→ SOURCE DATA:
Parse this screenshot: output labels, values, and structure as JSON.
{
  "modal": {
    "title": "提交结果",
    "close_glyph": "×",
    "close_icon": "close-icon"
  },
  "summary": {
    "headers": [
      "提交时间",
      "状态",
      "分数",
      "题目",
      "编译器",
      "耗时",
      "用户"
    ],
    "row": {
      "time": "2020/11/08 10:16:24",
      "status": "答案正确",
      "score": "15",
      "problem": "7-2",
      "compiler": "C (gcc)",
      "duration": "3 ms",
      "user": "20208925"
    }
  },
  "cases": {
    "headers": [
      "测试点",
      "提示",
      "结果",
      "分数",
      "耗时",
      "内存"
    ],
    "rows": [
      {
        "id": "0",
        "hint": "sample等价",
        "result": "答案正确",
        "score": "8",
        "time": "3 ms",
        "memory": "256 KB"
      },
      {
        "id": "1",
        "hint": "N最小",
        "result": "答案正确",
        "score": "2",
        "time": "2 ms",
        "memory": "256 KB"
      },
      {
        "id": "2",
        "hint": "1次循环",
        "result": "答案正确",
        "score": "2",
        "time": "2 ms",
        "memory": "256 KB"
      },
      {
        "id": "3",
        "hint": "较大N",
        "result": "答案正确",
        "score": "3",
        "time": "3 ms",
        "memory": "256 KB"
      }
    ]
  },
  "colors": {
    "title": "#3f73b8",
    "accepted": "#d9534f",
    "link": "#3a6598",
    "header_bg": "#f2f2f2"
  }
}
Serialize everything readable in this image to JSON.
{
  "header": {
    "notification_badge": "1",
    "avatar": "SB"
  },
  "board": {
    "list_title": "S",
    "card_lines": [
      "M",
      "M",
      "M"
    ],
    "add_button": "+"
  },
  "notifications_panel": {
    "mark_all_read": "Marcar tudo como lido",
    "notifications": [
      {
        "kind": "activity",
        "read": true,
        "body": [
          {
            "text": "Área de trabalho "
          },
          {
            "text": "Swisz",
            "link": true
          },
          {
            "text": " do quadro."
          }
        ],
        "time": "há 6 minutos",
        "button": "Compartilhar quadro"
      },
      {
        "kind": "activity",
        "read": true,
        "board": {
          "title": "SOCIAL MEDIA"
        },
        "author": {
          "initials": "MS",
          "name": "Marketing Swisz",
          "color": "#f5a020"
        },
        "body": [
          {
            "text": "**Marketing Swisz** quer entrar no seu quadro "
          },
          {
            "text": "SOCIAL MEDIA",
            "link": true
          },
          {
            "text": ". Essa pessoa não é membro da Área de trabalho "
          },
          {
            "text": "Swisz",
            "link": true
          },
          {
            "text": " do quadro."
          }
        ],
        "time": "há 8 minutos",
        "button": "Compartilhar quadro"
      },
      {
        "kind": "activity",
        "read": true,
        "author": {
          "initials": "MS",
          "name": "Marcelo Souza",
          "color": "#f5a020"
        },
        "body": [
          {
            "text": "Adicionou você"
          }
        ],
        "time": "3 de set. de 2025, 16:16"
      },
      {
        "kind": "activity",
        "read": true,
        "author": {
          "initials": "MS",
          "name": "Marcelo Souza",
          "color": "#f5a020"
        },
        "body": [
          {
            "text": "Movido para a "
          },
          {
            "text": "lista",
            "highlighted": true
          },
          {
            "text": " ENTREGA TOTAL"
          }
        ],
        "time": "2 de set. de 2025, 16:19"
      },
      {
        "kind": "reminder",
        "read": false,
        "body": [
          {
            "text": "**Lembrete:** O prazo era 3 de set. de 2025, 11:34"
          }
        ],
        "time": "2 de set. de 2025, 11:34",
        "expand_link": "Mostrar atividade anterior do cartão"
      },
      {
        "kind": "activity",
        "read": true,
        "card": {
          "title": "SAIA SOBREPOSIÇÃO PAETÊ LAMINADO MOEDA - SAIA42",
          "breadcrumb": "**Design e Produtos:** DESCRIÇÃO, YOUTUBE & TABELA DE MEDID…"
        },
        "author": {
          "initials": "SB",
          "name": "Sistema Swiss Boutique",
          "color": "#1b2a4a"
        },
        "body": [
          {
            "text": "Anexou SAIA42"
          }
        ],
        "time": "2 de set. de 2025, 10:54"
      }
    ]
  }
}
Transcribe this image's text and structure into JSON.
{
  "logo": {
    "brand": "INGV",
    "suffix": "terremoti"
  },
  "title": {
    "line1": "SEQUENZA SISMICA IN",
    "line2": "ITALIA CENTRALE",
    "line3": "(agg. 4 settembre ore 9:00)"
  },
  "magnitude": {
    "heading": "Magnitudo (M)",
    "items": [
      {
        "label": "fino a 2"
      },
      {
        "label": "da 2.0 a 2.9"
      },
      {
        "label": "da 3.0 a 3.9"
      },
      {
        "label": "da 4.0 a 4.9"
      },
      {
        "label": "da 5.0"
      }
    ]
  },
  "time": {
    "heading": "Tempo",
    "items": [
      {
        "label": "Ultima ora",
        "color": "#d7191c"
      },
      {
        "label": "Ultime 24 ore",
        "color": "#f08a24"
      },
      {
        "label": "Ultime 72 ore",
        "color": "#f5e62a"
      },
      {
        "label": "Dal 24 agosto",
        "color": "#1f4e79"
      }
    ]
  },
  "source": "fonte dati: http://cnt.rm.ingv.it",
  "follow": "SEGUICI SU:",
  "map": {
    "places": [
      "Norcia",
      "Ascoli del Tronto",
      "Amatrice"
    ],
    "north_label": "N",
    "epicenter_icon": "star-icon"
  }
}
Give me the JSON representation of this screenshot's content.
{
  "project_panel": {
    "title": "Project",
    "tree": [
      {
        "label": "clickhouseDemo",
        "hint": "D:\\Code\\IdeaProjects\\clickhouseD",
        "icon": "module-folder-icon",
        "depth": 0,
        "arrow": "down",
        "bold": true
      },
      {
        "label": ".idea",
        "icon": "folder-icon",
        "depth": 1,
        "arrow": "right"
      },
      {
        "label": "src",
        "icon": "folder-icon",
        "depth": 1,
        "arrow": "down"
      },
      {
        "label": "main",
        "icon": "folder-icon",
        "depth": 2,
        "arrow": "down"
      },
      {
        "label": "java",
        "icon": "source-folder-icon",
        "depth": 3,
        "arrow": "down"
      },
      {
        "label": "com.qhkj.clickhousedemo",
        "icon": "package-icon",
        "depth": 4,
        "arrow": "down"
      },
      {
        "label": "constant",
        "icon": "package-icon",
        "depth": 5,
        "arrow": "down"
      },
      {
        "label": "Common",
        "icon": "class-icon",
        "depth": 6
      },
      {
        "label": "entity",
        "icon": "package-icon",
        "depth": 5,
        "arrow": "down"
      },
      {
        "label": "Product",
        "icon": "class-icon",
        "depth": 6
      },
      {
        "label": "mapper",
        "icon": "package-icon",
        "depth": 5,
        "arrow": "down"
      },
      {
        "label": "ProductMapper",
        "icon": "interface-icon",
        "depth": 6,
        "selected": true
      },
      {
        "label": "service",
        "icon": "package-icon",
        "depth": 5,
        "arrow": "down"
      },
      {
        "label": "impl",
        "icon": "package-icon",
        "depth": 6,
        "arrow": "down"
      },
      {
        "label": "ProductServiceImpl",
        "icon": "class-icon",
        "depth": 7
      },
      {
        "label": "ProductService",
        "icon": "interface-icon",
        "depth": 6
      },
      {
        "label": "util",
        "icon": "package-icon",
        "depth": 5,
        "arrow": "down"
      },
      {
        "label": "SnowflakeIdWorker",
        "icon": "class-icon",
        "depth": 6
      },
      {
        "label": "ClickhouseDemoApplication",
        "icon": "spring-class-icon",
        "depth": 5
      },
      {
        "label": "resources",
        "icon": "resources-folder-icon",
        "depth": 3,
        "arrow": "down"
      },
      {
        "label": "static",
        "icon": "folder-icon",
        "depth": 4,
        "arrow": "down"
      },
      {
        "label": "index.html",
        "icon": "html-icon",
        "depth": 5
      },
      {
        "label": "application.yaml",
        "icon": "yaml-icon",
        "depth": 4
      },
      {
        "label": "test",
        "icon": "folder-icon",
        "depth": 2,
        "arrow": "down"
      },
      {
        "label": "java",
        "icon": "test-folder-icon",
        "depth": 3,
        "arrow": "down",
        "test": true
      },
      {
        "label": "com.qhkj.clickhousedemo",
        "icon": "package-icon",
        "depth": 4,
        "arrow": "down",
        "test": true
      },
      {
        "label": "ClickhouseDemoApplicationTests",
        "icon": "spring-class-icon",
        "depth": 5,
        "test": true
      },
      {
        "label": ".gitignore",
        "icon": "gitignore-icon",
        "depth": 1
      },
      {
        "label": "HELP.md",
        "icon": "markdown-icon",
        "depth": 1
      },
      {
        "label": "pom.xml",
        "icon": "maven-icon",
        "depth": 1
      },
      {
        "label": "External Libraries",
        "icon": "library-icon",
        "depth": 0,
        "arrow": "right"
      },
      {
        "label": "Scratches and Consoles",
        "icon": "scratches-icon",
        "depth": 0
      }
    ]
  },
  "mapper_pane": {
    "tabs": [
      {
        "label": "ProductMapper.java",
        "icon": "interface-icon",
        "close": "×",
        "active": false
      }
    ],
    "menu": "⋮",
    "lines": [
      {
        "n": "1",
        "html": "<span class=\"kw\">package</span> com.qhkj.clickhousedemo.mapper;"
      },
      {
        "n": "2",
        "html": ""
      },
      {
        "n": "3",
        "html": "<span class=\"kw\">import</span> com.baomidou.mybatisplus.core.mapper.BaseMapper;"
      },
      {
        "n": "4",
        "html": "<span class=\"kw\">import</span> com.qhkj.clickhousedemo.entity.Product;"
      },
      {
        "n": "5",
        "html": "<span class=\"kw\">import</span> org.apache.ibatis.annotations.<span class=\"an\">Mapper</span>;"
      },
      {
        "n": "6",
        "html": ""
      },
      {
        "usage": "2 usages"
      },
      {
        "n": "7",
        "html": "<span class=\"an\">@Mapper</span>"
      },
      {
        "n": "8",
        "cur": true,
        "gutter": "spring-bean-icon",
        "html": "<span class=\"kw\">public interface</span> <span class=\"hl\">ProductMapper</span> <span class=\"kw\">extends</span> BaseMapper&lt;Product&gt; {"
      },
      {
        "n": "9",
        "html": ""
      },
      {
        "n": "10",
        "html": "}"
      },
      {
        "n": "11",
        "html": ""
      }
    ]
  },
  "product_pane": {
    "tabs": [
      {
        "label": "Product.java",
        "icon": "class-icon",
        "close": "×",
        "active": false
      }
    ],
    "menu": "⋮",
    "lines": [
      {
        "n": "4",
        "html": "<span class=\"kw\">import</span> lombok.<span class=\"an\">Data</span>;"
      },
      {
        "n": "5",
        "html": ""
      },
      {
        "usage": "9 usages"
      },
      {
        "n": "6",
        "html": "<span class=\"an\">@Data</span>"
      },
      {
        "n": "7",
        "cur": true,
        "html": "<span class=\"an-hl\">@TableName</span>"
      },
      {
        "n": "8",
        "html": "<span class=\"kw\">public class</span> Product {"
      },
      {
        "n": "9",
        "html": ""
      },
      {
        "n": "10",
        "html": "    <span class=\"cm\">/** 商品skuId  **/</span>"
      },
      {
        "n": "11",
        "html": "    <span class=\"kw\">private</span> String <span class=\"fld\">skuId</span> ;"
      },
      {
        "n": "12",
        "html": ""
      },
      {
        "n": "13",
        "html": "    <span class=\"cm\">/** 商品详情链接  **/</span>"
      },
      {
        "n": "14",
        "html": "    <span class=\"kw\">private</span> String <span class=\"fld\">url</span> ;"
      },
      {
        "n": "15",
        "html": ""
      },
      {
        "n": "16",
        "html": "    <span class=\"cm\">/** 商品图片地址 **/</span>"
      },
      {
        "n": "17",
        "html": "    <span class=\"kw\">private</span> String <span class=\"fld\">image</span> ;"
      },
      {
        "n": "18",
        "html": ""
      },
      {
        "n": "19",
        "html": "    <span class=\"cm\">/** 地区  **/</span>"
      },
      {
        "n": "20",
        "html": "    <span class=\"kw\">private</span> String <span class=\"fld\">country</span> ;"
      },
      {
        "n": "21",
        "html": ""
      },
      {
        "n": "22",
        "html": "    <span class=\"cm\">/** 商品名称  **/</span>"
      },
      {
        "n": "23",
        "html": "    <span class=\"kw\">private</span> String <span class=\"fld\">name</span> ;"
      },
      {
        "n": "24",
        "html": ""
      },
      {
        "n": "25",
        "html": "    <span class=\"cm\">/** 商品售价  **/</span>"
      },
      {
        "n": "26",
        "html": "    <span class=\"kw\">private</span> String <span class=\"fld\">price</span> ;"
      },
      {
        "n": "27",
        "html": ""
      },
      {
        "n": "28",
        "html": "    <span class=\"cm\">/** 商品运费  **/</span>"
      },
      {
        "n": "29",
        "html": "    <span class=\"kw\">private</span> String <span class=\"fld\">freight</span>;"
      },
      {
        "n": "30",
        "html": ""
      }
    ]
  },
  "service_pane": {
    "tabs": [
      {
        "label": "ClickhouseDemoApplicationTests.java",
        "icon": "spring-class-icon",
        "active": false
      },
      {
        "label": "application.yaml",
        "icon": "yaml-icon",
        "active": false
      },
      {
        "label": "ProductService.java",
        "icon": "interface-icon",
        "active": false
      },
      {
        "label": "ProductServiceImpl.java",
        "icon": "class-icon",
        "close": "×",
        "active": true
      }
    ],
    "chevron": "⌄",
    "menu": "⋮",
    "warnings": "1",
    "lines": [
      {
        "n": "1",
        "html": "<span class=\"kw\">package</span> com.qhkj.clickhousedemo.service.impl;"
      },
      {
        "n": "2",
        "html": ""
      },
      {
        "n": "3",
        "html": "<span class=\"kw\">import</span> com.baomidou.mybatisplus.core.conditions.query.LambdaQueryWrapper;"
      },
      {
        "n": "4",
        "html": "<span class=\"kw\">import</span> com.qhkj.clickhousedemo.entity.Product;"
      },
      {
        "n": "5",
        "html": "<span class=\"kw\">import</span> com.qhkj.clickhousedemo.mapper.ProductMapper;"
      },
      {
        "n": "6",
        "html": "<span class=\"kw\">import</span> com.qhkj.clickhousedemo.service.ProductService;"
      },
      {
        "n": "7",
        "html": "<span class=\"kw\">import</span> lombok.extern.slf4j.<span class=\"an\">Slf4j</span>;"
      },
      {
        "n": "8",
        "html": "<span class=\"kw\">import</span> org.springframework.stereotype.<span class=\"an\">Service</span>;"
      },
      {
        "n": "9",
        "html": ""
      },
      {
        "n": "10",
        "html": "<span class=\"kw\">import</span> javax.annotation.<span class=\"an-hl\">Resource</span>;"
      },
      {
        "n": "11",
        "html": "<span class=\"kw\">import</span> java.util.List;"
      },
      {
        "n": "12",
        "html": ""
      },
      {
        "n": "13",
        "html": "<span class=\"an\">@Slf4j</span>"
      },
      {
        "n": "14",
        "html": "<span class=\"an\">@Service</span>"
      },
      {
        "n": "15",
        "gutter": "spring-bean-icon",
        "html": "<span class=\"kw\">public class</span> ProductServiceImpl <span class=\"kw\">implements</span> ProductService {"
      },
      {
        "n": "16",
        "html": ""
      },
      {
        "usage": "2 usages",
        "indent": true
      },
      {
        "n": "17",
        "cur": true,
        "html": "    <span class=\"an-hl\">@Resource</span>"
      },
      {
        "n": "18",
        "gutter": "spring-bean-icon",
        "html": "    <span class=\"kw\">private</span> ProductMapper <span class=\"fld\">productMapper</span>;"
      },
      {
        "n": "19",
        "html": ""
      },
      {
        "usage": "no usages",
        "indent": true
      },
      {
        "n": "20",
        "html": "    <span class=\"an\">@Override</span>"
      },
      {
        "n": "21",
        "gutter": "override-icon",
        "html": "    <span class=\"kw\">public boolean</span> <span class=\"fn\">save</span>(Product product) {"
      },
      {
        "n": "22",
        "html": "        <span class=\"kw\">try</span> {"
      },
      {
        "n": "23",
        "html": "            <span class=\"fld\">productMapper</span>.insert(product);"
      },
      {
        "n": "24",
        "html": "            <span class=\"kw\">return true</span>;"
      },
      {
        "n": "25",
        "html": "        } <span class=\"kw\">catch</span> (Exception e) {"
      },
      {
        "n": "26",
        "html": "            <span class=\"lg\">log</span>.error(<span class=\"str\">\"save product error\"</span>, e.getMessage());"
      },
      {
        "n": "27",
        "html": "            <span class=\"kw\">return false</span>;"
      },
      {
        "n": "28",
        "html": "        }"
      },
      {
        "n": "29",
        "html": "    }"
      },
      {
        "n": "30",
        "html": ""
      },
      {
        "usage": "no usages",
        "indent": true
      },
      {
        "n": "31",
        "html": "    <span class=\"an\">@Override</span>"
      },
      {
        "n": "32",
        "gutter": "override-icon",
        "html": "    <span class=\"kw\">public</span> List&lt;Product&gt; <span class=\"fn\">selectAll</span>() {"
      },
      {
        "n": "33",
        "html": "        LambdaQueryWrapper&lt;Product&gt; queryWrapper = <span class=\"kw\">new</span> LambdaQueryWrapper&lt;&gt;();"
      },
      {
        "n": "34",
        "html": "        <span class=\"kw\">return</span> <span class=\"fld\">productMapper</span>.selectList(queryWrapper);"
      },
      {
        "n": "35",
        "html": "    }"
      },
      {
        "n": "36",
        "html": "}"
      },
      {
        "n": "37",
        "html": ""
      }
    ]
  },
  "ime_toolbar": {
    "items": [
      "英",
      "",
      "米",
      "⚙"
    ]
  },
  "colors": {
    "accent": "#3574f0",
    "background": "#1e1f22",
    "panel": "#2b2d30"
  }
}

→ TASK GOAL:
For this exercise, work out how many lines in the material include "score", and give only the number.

→ TASK OUTPUT:
5